For a playbook, renewable developers can look to another group of energy companies that gained acceptance in rural America: the oil and gas industry.
“They had to put up ugly, noisy pieces of equipment in order to get oil out of the ground,” Ross said. “So, they kind of basically created this. They had an active and deliberate effort to create this social license to operate.
“I think that the renewable energy industry is trying to do the same thing,” he said. “But it's a long-term process.”
Jonathan Kopp, Indiana field operations director for the nonprofit Land and Liberty Coalition, does grassroots work across the state helping build support for utility-scale wind and solar projects, including in Vermillion County.
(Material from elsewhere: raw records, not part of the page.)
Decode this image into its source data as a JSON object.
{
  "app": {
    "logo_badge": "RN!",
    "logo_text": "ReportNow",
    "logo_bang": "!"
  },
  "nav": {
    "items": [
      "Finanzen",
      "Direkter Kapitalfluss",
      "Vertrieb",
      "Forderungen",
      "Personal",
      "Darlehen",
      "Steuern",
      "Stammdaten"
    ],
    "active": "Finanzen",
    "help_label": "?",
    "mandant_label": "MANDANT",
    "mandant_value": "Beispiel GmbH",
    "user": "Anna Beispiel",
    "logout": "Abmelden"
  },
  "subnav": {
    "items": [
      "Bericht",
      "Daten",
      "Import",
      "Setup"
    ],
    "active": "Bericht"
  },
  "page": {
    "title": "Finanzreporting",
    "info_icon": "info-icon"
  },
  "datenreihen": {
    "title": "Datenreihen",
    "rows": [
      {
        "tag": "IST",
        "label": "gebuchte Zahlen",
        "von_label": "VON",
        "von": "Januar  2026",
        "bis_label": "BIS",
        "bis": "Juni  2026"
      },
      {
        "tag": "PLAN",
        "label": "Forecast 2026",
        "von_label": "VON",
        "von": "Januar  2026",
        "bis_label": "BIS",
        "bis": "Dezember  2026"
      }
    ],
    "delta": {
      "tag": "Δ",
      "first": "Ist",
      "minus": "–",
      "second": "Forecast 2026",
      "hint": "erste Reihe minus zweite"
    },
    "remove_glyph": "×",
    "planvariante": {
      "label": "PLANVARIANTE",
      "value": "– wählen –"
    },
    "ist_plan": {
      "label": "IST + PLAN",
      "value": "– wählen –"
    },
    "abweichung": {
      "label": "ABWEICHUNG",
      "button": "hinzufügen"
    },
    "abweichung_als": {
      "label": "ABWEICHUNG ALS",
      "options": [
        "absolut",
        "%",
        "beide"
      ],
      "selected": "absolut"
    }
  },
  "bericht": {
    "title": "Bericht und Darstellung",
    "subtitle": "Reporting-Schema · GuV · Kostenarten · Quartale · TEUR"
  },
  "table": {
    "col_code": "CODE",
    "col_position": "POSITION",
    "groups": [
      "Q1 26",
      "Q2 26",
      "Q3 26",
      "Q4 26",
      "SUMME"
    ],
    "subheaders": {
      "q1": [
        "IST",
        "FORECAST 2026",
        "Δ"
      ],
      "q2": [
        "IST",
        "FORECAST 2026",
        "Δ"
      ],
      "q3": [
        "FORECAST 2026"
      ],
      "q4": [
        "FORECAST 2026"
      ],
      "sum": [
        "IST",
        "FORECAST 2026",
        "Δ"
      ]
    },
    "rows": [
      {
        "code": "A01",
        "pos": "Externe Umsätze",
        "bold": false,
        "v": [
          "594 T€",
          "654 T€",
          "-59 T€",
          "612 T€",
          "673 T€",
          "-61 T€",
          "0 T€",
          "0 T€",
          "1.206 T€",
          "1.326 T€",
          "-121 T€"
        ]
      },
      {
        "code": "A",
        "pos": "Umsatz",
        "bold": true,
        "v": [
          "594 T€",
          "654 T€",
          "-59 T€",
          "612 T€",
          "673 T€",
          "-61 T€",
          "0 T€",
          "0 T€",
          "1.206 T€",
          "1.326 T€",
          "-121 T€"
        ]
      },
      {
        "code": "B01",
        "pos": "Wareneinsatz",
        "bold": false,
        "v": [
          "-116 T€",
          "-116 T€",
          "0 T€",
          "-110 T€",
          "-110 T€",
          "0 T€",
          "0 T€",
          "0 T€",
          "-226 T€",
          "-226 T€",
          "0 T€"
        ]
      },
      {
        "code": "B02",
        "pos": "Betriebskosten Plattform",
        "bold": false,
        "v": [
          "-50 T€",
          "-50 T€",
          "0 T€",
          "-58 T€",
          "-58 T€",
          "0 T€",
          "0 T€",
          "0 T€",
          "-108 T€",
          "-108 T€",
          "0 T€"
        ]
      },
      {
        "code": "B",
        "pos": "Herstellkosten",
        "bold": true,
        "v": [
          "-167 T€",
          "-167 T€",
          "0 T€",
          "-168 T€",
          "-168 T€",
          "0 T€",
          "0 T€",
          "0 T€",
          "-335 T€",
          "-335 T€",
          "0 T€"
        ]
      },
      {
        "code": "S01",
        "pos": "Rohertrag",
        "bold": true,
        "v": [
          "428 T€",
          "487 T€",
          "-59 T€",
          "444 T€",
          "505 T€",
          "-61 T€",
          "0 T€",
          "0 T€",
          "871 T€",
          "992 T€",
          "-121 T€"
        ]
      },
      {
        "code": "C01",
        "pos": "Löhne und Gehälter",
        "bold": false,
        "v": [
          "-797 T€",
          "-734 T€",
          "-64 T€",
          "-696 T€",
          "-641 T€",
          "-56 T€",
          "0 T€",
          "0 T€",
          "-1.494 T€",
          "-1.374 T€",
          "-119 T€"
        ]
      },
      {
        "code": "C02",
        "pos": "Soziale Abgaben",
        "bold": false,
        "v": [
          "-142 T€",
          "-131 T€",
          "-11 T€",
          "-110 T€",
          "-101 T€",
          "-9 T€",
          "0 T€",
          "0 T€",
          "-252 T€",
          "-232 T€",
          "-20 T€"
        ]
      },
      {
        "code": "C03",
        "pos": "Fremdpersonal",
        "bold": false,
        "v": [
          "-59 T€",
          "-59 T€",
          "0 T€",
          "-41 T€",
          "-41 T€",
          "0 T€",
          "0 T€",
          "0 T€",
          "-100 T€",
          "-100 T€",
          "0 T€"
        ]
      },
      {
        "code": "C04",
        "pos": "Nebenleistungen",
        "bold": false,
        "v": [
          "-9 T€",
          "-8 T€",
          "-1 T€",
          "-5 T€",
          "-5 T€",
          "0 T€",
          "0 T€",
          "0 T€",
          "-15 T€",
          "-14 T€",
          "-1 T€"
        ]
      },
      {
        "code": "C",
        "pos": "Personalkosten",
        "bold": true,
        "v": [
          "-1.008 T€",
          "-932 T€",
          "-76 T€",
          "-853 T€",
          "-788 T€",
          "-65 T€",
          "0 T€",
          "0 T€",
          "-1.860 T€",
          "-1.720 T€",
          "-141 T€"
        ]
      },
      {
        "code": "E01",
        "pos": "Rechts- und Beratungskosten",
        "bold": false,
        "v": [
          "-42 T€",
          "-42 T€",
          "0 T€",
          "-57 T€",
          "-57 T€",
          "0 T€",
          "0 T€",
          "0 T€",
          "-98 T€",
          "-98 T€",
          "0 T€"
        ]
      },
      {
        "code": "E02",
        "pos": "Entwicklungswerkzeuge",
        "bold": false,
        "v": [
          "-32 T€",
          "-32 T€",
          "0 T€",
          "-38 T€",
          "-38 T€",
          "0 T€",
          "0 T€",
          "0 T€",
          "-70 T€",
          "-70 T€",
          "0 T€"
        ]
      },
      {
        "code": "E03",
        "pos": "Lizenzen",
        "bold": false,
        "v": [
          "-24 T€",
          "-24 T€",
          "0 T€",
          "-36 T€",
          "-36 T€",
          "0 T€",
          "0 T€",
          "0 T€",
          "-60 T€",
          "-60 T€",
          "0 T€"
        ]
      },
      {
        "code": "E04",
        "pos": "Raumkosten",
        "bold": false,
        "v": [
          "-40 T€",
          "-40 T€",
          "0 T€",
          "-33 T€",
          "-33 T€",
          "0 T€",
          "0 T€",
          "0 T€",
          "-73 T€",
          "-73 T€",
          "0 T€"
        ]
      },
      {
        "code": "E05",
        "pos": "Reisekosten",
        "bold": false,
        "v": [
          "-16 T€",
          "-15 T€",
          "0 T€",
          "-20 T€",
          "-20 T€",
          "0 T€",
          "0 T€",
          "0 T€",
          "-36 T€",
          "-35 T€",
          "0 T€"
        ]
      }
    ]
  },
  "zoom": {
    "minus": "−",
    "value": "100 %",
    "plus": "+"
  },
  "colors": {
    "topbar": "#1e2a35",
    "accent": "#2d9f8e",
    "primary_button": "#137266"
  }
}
To a large extent, selling rural communities on renewable energy is retail politics, and messaging is key, Kopp said.
And warning about the dire consequences of climate change isn’t part of that message, he said.
“It can seem like moral blackmail,” Kopp said. “It’s not a great message to go into rural Indiana with, when you can say this is going to provide $30 million over the next 15 years and you’re going to have lower taxes, or you can build a community center or rebuild the football field.”
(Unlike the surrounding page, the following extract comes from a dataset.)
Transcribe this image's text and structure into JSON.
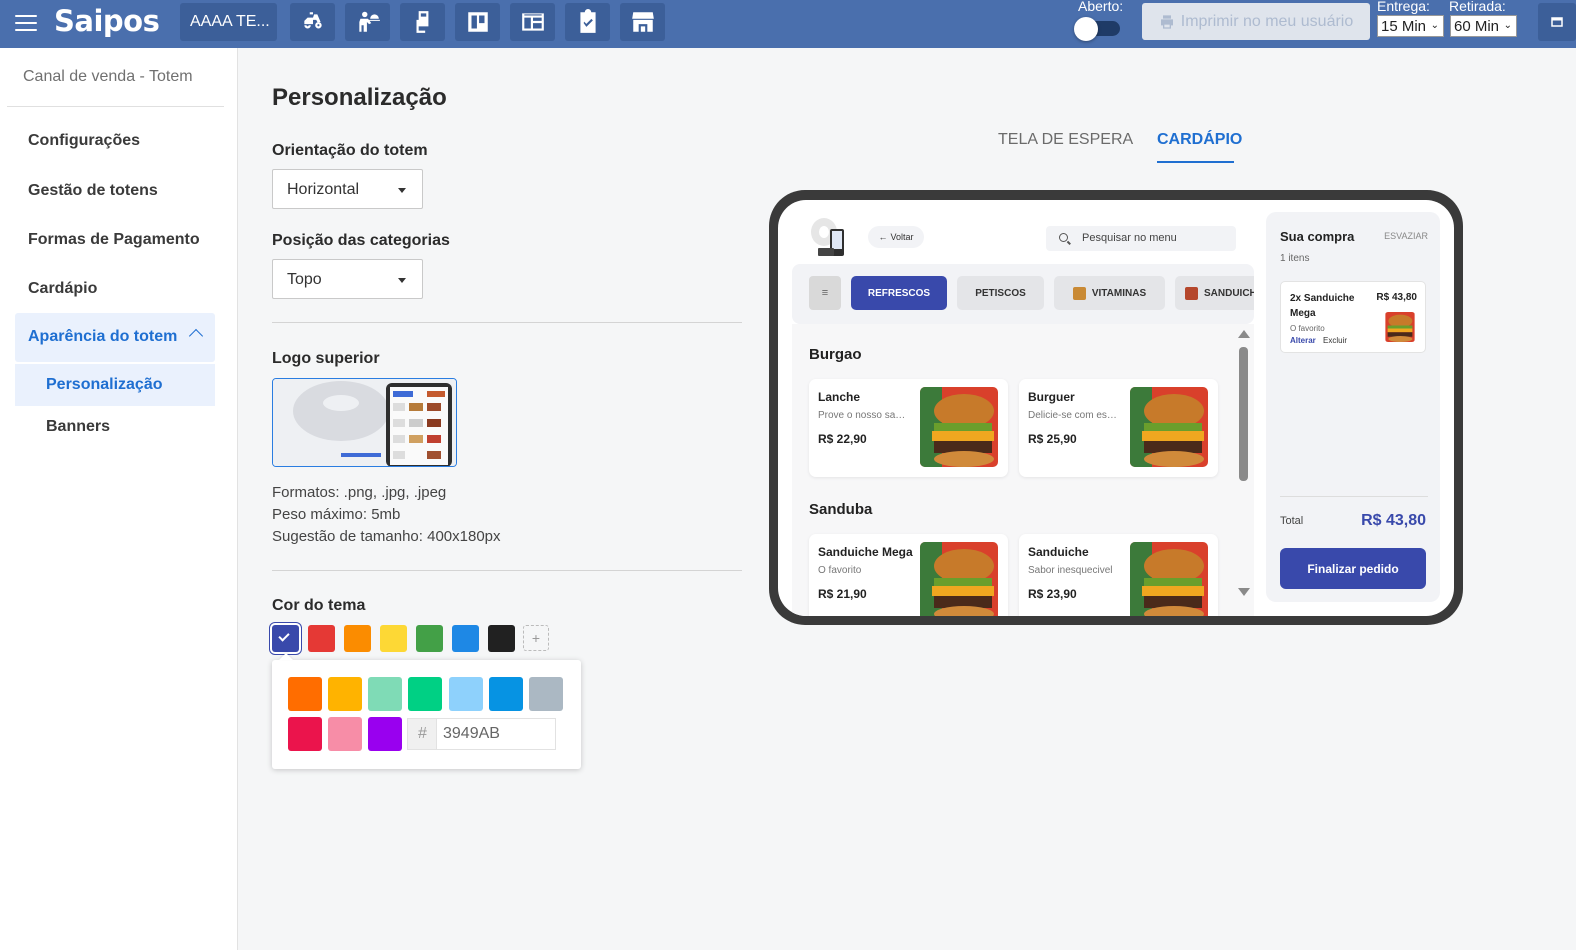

While decisions to limit or ban wind development in a place like Vermillion County are often a political decision by local leaders, it’s not necessarily partisan.
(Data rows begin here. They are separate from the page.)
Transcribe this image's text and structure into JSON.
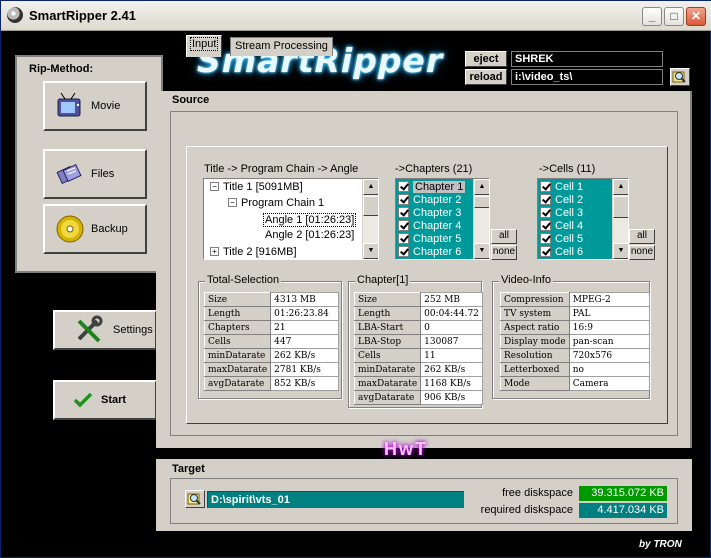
{
  "window": {
    "title": "SmartRipper 2.41"
  },
  "logo": {
    "text": "SmartRipper"
  },
  "disc": {
    "eject_label": "eject",
    "reload_label": "reload",
    "disc_name": "SHREK",
    "path": "i:\\video_ts\\"
  },
  "rip_method": {
    "title": "Rip-Method:",
    "buttons": [
      {
        "label": "Movie"
      },
      {
        "label": "Files"
      },
      {
        "label": "Backup"
      }
    ]
  },
  "side_buttons": {
    "settings_label": "Settings",
    "start_label": "Start"
  },
  "source": {
    "label": "Source",
    "tabs": [
      {
        "label": "Input"
      },
      {
        "label": "Stream Processing"
      }
    ],
    "tree_header": "Title -> Program Chain -> Angle",
    "tree": [
      {
        "text": "Title 1 [5091MB]",
        "toggle": "−"
      },
      {
        "text": "Program Chain 1",
        "toggle": "−"
      },
      {
        "text": "Angle 1 [01:26:23]",
        "toggle": ""
      },
      {
        "text": "Angle 2 [01:26:23]",
        "toggle": ""
      },
      {
        "text": "Title 2 [916MB]",
        "toggle": "+"
      }
    ],
    "chapters_header": "->Chapters (21)",
    "chapters": [
      "Chapter 1",
      "Chapter 2",
      "Chapter 3",
      "Chapter 4",
      "Chapter 5",
      "Chapter 6"
    ],
    "cells_header": "->Cells (11)",
    "cells": [
      "Cell 1",
      "Cell 2",
      "Cell 3",
      "Cell 4",
      "Cell 5",
      "Cell 6"
    ],
    "all_label": "all",
    "none_label": "none",
    "total_selection": {
      "title": "Total-Selection",
      "rows": [
        [
          "Size",
          "4313 MB"
        ],
        [
          "Length",
          "01:26:23.84"
        ],
        [
          "Chapters",
          "21"
        ],
        [
          "Cells",
          "447"
        ],
        [
          "minDatarate",
          "262 KB/s"
        ],
        [
          "maxDatarate",
          "2781 KB/s"
        ],
        [
          "avgDatarate",
          "852 KB/s"
        ]
      ]
    },
    "chapter_info": {
      "title": "Chapter[1]",
      "rows": [
        [
          "Size",
          "252 MB"
        ],
        [
          "Length",
          "00:04:44.72"
        ],
        [
          "LBA-Start",
          "0"
        ],
        [
          "LBA-Stop",
          "130087"
        ],
        [
          "Cells",
          "11"
        ],
        [
          "minDatarate",
          "262 KB/s"
        ],
        [
          "maxDatarate",
          "1168 KB/s"
        ],
        [
          "avgDatarate",
          "906 KB/s"
        ]
      ]
    },
    "video_info": {
      "title": "Video-Info",
      "rows": [
        [
          "Compression",
          "MPEG-2"
        ],
        [
          "TV system",
          "PAL"
        ],
        [
          "Aspect ratio",
          "16:9"
        ],
        [
          "Display mode",
          "pan-scan"
        ],
        [
          "Resolution",
          "720x576"
        ],
        [
          "Letterboxed",
          "no"
        ],
        [
          "Mode",
          "Camera"
        ]
      ]
    }
  },
  "watermark": "HwT",
  "target": {
    "label": "Target",
    "path": "D:\\spirit\\vts_01",
    "free_label": "free diskspace",
    "free_value": "39.315.072 KB",
    "required_label": "required diskspace",
    "required_value": "4.417.034 KB"
  },
  "credit": "by TRON",
  "colors": {
    "accent_teal": "#008080",
    "list_teal": "#009999",
    "free_green": "#009900"
  }
}
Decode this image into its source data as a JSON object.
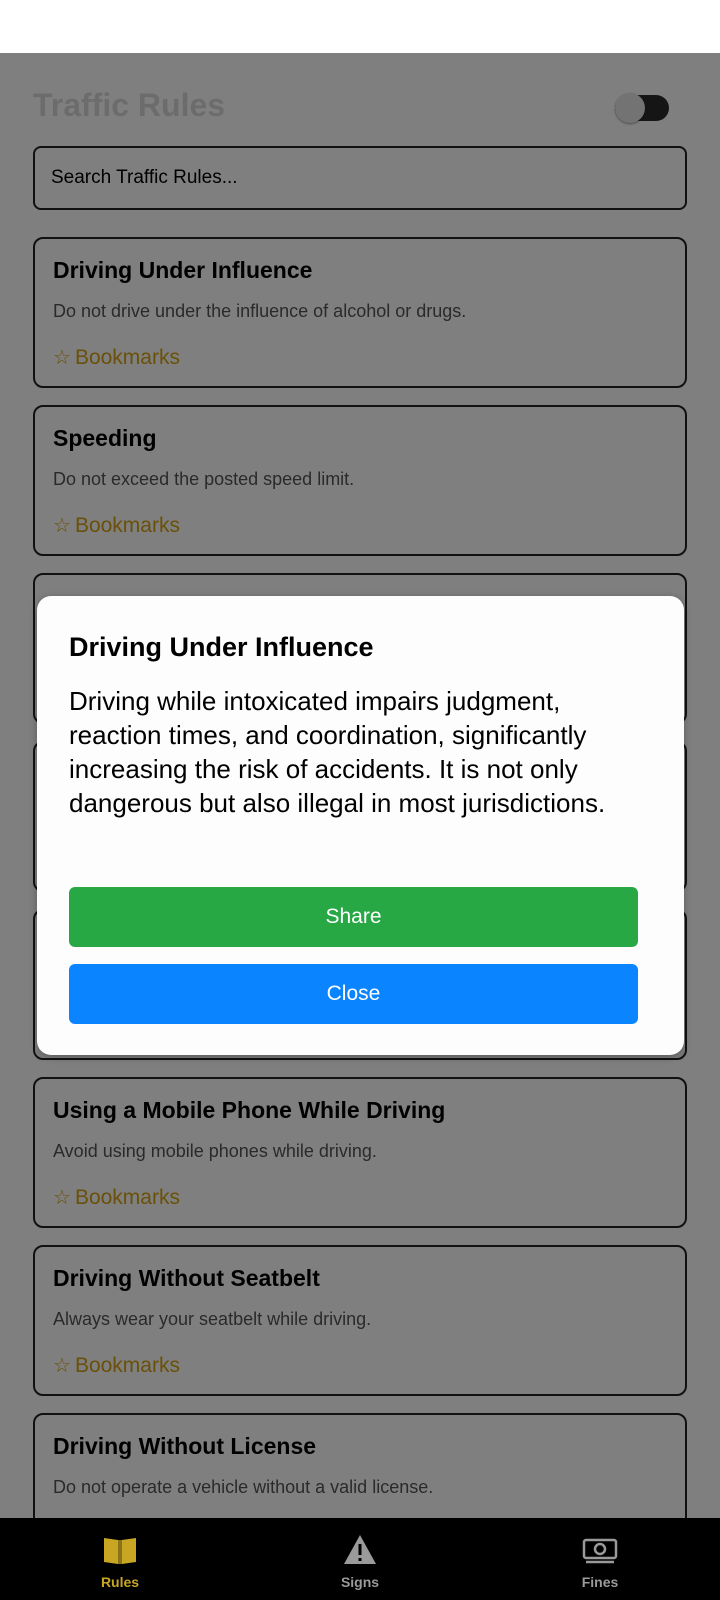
{
  "header": {
    "title": "Traffic Rules"
  },
  "search": {
    "placeholder": "Search Traffic Rules..."
  },
  "rules": [
    {
      "title": "Driving Under Influence",
      "desc": "Do not drive under the influence of alcohol or drugs.",
      "bookmark": "Bookmarks"
    },
    {
      "title": "Speeding",
      "desc": "Do not exceed the posted speed limit.",
      "bookmark": "Bookmarks"
    },
    {
      "title": "Using a Mobile Phone While Driving",
      "desc": "Avoid using mobile phones while driving.",
      "bookmark": "Bookmarks"
    },
    {
      "title": "Driving Without Seatbelt",
      "desc": "Always wear your seatbelt while driving.",
      "bookmark": "Bookmarks"
    },
    {
      "title": "Driving Without License",
      "desc": "Do not operate a vehicle without a valid license.",
      "bookmark": "Bookmarks"
    }
  ],
  "modal": {
    "title": "Driving Under Influence",
    "body": "Driving while intoxicated impairs judgment, reaction times, and coordination, significantly increasing the risk of accidents. It is not only dangerous but also illegal in most jurisdictions.",
    "share_label": "Share",
    "close_label": "Close"
  },
  "tabs": [
    {
      "label": "Rules",
      "icon": "book-icon",
      "active": true
    },
    {
      "label": "Signs",
      "icon": "warning-icon",
      "active": false
    },
    {
      "label": "Fines",
      "icon": "money-icon",
      "active": false
    }
  ],
  "colors": {
    "accent_active_tab": "#c8a624",
    "inactive_tab": "#9a9a9a",
    "bookmark": "#d4a010",
    "share_button": "#28a745",
    "close_button": "#0a84ff"
  }
}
Disinformation about wind and solar energy projects is frequently cited in zoning disputes at the local level, and that plays a role, Kopp said. But he views these unsubstantiated claims about turbine noise or adverse impacts to property values as justification to oppose a project, not necessarily the driver for opposition.
Today, utility-scale solar projects easily eclipse the amount of wind capacity under development in the Midwest and Great Plains.
Clean energy advocates and renewable developers say solar projects, which don’t have the same visual impact as wind projects, face less public opposition. But there are some high-profile battles, especially for projects closer to urban areas.
Part of the challenge for developers is that there are more than 3,000 counties across the U.S. Political dynamics and resident priorities differ in every one.
“It’s not one-size-fits-all on how a community is engaged,” said Clark of American Clean Power. “Developers sort of have to figure that out.”
What’s clear to the industry, however, is that being proactive and transparent is the best approach, even though it didn’t pan out for Apex.
One question Apex is still trying to answer: When it comes to engaging a community in a dialogue about renewable energy and the trade-offs of hosting a project, is a developer best suited to lead the process? And if not, then who?
“In some ways, it makes the most sense for a company like Apex to run this process because we're the ones who have the capability and interest to actually develop a wind farm here, and we would need to be the ones who would stand behind the commitment to listen to what the community says,” Wilson said.
But she suspects that people didn’t trust Apex.
“I think we learned that it can’t actually be someone like us running this process, because people don’t trust us enough to believe we’re sincere about it. People just wouldn't participate. We simply couldn't get them to engage, and we really tried.”
Wilson believes the answer could be local agriculture extension offices in partnerships with state land grant universities.
There’s not necessarily an easy answer, said the University of Michigan’s Mills. But it’s clear that developers — whether they're renewable energy, housing or retail — will always seem self-interested and face skepticism from a public that’s reluctant to change.
Mills agrees that developers need to be proactive and work with potential host communities upfront, as Apex did.
“I think it's an opportunity to go to rural communities and say, ‘We’ve got to build lots of stuff, what is it that you need? Which of these things [wind or solar] help you meet your goals? Maybe your goal is economic development, maybe it’s providing farmers with additional income or maybe it's jobs,” she said.
“This has to be an opportunity for these communities rather than a siting problem.”